---------- Information supplied

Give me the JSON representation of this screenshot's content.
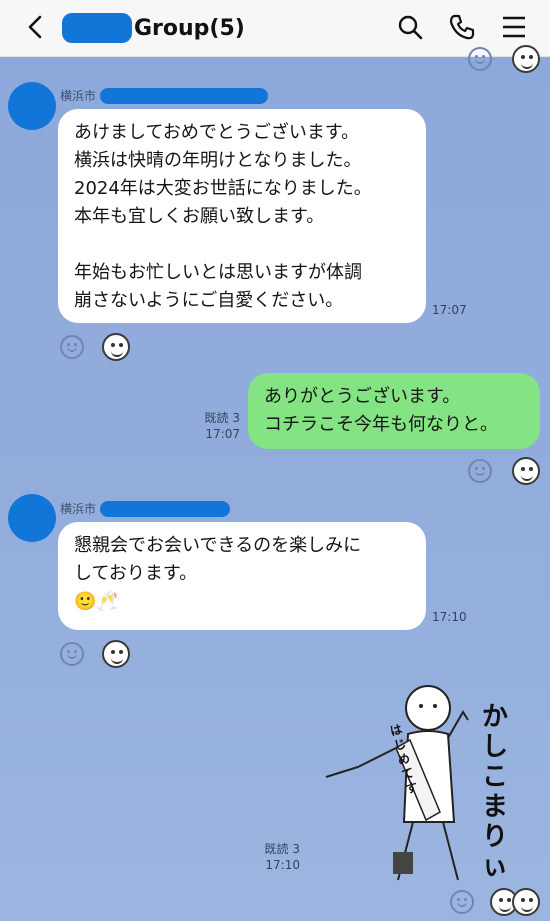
{
  "header": {
    "title": "Group(5)",
    "icons": [
      "back-icon",
      "search-icon",
      "phone-icon",
      "menu-icon"
    ]
  },
  "messages": [
    {
      "sender": "横浜市",
      "lines": [
        "あけましておめでとうございます。",
        "横浜は快晴の年明けとなりました。",
        "2024年は大変お世話になりました。",
        "本年も宜しくお願い致します。",
        "",
        "年始もお忙しいとは思いますが体調",
        "崩さないようにご自愛ください。"
      ],
      "time": "17:07"
    },
    {
      "lines": [
        "ありがとうございます。",
        "コチラこそ今年も何なりと。"
      ],
      "read": "既読 3",
      "time": "17:07"
    },
    {
      "sender": "横浜市",
      "lines": [
        "懇親会でお会いできるのを楽しみに",
        "しております。"
      ],
      "emoji": "🙂🥂",
      "time": "17:10"
    },
    {
      "sticker_text_vertical": "はじめてす",
      "sticker_text_side": "かしこまりぃ",
      "read": "既読 3",
      "time": "17:10"
    }
  ],
  "colors": {
    "header_bg": "#f7f7f7",
    "chat_bg": "#8da9db",
    "my_bubble": "#84e383",
    "their_bubble": "#ffffff",
    "redaction": "#1275d8"
  }
}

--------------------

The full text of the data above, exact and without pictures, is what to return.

Give me the JSON representation of this screenshot's content.
{
  "header": {
    "title": "Group(5)",
    "icons": [
      "back-icon",
      "search-icon",
      "phone-icon",
      "menu-icon"
    ]
  },
  "messages": [
    {
      "sender": "横浜市",
      "lines": [
        "あけましておめでとうございます。",
        "横浜は快晴の年明けとなりました。",
        "2024年は大変お世話になりました。",
        "本年も宜しくお願い致します。",
        "",
        "年始もお忙しいとは思いますが体調",
        "崩さないようにご自愛ください。"
      ],
      "time": "17:07"
    },
    {
      "lines": [
        "ありがとうございます。",
        "コチラこそ今年も何なりと。"
      ],
      "read": "既読 3",
      "time": "17:07"
    },
    {
      "sender": "横浜市",
      "lines": [
        "懇親会でお会いできるのを楽しみに",
        "しております。"
      ],
      "emoji": "🙂🥂",
      "time": "17:10"
    },
    {
      "sticker_text_vertical": "はじめてす",
      "sticker_text_side": "かしこまりぃ",
      "read": "既読 3",
      "time": "17:10"
    }
  ],
  "colors": {
    "header_bg": "#f7f7f7",
    "chat_bg": "#8da9db",
    "my_bubble": "#84e383",
    "their_bubble": "#ffffff",
    "redaction": "#1275d8"
  }
}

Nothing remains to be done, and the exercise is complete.